Data entries
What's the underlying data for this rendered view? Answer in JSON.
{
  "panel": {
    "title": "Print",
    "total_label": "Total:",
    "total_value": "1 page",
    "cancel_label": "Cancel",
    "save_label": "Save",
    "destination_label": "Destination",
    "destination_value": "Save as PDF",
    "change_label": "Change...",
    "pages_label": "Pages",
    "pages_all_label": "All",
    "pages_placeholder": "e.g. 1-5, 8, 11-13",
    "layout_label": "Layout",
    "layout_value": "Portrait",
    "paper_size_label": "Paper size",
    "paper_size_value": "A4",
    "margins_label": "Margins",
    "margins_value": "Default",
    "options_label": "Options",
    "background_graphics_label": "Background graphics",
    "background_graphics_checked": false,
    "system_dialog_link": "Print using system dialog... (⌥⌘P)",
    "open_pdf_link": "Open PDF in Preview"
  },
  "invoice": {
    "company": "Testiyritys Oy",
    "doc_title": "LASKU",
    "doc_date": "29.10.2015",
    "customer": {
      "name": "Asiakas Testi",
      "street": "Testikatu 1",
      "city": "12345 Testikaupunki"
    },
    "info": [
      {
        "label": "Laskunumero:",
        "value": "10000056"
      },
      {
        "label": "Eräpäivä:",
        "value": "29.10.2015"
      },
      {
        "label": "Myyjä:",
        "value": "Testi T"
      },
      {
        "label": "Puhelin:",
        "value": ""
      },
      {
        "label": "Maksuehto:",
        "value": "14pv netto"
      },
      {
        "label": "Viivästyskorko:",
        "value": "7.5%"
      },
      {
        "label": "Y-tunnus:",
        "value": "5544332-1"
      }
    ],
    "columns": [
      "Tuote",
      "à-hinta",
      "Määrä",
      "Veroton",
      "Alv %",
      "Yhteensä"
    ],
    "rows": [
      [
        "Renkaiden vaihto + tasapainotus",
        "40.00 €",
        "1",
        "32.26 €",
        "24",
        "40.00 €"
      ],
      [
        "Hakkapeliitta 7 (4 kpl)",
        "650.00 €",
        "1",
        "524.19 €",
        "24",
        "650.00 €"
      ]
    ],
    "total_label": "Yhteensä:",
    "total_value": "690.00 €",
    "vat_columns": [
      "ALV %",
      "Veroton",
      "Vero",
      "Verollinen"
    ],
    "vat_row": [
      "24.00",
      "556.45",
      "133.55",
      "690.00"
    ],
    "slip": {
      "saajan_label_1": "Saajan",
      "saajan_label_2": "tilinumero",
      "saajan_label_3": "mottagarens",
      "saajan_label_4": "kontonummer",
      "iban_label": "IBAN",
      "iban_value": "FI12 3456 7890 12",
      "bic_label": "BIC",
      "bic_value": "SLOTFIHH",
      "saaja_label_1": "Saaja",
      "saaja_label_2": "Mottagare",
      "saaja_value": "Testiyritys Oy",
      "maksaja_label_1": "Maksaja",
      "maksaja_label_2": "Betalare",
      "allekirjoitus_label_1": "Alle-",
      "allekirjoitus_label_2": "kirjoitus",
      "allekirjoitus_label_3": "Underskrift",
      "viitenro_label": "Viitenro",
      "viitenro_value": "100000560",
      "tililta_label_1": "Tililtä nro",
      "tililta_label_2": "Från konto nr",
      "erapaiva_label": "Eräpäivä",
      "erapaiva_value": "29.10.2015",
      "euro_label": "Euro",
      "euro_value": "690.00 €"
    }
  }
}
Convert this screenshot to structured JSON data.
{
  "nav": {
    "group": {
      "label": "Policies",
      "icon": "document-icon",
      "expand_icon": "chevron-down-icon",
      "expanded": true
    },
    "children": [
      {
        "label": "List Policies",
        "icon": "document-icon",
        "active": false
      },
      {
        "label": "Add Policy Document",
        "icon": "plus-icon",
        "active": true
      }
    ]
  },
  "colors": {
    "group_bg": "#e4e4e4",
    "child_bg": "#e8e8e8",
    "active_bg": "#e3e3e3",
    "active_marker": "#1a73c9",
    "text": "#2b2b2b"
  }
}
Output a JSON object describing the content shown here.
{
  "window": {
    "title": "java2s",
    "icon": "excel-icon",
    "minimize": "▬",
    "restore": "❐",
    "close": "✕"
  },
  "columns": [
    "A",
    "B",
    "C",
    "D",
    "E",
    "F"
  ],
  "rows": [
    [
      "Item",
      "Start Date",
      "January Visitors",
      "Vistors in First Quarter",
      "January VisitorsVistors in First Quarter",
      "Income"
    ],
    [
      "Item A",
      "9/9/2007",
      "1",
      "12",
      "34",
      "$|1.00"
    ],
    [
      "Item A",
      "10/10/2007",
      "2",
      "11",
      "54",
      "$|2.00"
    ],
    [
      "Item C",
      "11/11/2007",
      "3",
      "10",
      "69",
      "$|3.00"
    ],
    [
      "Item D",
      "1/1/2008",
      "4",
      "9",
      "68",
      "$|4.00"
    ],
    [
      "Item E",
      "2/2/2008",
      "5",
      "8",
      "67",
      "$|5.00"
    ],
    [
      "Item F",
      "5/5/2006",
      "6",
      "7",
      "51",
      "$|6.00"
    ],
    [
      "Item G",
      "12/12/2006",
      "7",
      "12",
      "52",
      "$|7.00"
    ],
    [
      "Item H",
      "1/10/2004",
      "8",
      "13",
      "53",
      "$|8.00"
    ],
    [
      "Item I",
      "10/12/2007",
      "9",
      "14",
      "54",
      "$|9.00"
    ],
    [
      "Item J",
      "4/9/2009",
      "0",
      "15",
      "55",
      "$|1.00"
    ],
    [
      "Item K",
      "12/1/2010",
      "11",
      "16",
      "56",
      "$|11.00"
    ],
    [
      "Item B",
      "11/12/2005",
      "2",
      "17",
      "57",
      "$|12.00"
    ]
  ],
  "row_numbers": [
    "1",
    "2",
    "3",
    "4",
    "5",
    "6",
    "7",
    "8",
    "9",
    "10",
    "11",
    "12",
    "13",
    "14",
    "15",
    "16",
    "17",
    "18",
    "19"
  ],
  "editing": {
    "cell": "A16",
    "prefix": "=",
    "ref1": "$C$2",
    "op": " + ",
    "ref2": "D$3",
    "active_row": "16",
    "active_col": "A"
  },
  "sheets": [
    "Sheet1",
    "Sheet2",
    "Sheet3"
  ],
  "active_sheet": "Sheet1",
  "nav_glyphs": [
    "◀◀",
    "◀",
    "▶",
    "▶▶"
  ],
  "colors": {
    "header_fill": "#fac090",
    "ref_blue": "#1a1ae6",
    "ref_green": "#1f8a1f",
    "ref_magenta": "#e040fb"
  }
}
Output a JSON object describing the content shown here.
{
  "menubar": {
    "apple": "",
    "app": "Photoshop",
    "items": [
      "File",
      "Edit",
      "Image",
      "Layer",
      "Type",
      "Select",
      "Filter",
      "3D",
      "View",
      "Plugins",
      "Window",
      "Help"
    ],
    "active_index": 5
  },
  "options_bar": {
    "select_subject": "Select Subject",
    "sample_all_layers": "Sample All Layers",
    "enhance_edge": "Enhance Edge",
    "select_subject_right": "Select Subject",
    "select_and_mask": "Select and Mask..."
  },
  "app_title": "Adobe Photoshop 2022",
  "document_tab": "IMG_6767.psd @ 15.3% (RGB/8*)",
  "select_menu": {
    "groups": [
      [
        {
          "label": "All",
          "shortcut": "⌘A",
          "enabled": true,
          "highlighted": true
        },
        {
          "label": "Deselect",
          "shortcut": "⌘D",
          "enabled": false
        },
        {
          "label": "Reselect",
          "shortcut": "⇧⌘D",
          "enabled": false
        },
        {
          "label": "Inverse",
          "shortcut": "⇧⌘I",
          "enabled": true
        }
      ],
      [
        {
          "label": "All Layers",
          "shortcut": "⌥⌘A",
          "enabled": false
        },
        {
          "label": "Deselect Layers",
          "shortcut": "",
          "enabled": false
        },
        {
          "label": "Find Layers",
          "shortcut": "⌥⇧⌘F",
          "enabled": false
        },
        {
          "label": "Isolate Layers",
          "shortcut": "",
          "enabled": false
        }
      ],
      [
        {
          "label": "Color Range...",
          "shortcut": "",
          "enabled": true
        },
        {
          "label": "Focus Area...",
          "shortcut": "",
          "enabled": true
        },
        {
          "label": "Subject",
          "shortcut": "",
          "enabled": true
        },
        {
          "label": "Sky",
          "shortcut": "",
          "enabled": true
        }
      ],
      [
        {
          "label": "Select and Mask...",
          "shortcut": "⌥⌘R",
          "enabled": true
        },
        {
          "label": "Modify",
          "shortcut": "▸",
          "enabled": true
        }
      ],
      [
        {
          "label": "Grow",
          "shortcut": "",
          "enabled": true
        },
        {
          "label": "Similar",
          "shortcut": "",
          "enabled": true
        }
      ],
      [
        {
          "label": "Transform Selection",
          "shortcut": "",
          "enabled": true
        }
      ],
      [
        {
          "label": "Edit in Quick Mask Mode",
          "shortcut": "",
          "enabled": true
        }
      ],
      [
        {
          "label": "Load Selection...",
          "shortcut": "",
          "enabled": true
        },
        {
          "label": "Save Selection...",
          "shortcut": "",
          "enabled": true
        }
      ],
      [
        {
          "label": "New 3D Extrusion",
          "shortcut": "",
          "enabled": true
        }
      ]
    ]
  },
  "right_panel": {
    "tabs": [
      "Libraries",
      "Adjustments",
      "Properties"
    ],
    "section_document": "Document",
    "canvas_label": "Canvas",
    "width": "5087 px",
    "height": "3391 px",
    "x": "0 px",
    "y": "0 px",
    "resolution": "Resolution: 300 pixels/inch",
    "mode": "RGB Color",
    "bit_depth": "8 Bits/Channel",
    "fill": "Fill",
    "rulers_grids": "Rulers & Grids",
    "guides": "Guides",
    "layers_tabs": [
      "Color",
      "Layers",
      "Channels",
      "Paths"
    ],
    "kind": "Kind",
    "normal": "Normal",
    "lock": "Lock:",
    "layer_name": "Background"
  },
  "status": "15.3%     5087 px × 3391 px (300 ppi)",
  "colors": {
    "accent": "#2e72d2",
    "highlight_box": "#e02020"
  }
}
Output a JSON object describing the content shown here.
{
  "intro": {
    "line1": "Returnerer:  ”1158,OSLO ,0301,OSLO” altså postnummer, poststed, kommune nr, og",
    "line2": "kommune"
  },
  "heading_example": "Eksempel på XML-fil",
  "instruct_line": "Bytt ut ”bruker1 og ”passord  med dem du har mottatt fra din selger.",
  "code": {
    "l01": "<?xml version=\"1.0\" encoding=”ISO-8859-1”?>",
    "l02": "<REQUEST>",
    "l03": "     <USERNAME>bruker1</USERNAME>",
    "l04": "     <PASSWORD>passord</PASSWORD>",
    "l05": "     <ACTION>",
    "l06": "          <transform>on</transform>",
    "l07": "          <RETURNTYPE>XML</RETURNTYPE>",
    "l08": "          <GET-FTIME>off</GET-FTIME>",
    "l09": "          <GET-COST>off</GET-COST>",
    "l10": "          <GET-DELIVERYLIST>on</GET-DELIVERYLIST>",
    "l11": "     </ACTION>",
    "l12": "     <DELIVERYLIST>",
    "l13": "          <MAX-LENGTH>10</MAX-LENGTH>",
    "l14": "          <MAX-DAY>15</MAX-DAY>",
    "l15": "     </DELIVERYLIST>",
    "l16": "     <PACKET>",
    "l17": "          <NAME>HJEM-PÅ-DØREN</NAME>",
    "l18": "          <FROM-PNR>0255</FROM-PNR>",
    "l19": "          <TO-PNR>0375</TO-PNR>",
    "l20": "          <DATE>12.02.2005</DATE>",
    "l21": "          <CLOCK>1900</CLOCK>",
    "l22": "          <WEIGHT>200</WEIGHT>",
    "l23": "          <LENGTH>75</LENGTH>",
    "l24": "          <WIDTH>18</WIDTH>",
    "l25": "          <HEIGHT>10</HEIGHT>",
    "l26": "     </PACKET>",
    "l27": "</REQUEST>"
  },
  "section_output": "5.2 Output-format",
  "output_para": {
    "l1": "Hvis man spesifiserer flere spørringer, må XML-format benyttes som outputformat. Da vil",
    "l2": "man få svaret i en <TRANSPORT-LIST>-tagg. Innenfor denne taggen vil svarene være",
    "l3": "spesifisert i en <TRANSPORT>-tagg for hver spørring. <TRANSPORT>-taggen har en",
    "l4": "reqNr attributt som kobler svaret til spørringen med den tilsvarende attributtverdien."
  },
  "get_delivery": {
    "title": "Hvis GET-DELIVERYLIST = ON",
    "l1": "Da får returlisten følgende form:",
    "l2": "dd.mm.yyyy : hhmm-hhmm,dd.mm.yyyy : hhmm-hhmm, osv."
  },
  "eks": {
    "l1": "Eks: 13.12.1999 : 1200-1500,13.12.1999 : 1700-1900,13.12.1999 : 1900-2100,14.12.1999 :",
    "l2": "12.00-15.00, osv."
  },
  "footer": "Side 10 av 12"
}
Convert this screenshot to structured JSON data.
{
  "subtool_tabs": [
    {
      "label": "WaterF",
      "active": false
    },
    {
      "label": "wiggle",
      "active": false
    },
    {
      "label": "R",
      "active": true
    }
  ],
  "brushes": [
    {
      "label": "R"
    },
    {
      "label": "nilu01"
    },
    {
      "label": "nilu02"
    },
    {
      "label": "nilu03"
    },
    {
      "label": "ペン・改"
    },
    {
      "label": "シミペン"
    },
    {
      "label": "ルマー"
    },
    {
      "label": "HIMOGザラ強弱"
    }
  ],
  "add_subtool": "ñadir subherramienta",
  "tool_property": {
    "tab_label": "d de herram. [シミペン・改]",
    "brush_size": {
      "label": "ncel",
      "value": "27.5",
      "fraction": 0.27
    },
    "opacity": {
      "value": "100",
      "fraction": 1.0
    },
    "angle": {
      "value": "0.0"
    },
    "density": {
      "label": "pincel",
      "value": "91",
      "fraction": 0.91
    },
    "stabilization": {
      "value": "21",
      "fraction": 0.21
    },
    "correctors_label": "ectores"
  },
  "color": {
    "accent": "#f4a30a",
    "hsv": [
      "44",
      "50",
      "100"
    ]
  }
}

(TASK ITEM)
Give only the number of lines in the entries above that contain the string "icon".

(REPLY)
5